Idris Khan’s 'Overture,' at Sean Kelly Gallery, explores global conflict and displacement.
A year ago, the artist Idris Khan came across a photograph of a man sitting on a pile of rubble after a night of heavy shelling in Israel. The photograph stayed with the artist and inspired his latest show Overture. For the show, Khan created 25 new works that explore the philosophical and theoretical nature of conflict and displacement.
“He appeared to have nothing left and was surrounded by grey dust,” explains Khan of the man in the warzone. “Next to him was a bucket covered in ash. That bucket stayed in my mind and so I started to write about what it represented to me. Roland Barthes wrote a theory on the punctum of a photograph, which describes the point in the picture that grasps your attention and jumps off of the page,” he tells The Creators Project about the work, A Grey Bucket. “With this in mind, I scrolled through news sites online and started to write about the unavoidable barrage of conflict images we witness everyday.”
Khan has been concerned with using found imagery as a form of language to represent political realities of everyday life. “My work isn't supposed to send any specific political message, but rather it represents an abstract idea, the idea of trying to comprehend these enormous global issues,” he says. The artist also uses musical references in works like 2005’s Struggling to hear…After Ludwig van Beethoven Sonatas and the film A Memory…After Bach’s Cello Suites. He says the repetitious nature of stamping words onto canvas and glass for hours—the process he employed across an array of media to make the work exhibited in Overture—“can be emotional and rhythmical, like charting music.”
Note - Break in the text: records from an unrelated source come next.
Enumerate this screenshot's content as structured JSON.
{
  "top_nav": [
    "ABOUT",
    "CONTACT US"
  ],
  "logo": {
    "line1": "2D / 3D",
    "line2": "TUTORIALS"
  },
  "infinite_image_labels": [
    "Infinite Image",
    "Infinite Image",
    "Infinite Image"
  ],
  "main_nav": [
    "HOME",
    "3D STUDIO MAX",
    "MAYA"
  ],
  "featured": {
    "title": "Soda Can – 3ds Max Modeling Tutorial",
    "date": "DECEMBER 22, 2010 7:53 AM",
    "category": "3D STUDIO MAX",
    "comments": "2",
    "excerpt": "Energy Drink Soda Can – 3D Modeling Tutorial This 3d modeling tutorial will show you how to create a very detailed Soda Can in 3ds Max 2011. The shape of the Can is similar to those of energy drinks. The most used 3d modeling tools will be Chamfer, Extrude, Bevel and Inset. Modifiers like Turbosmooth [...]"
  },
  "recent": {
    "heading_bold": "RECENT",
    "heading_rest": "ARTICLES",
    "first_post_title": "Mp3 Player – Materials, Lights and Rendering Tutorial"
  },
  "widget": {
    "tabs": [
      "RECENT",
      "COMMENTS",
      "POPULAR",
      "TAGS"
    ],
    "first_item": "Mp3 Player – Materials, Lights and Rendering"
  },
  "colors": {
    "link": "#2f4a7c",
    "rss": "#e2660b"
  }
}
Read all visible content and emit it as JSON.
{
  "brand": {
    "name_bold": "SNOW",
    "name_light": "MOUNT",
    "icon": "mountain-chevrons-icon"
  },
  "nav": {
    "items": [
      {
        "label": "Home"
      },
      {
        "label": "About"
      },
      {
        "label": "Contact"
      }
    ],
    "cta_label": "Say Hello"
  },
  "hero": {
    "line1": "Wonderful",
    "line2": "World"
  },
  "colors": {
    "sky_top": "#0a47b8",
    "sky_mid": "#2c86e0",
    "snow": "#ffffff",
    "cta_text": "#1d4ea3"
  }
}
Overture also represents the first time the London-based artist has worked with glass. In the sculptural work Glass Wall Piece #1, Khan superimposes thousands of words he has written on to the flat surface of glass in a diagonal fashion. The words are stamped in white paint on clear glass, making it hard to gather meaning of the words as they merge at the center of the work. Visible lone words like, “memory" and partial phrases like “I’m here…,” appear at the edge of the surface of pieces. Says Khan, “The words begin to feel lost and like they are floating in space. I wanted each word to be representative of displaced people, migrating away from the center point of the composition.”
Symbolically the words come to represent a large radial constellation of lost people. In other works, like Memory and Conscious, thousands of words move away from where they started continuing the feeling of general displacement. “The only thing to grasp is a few words the viewer can read when really investigating the surface. There is a feeling of having nothing to hold onto, a feeling of being lost. That for me describes displacement,” adds Khan.
Idris Khan's Overture is on display through October 24 at Sean Kelly Gallery in New York.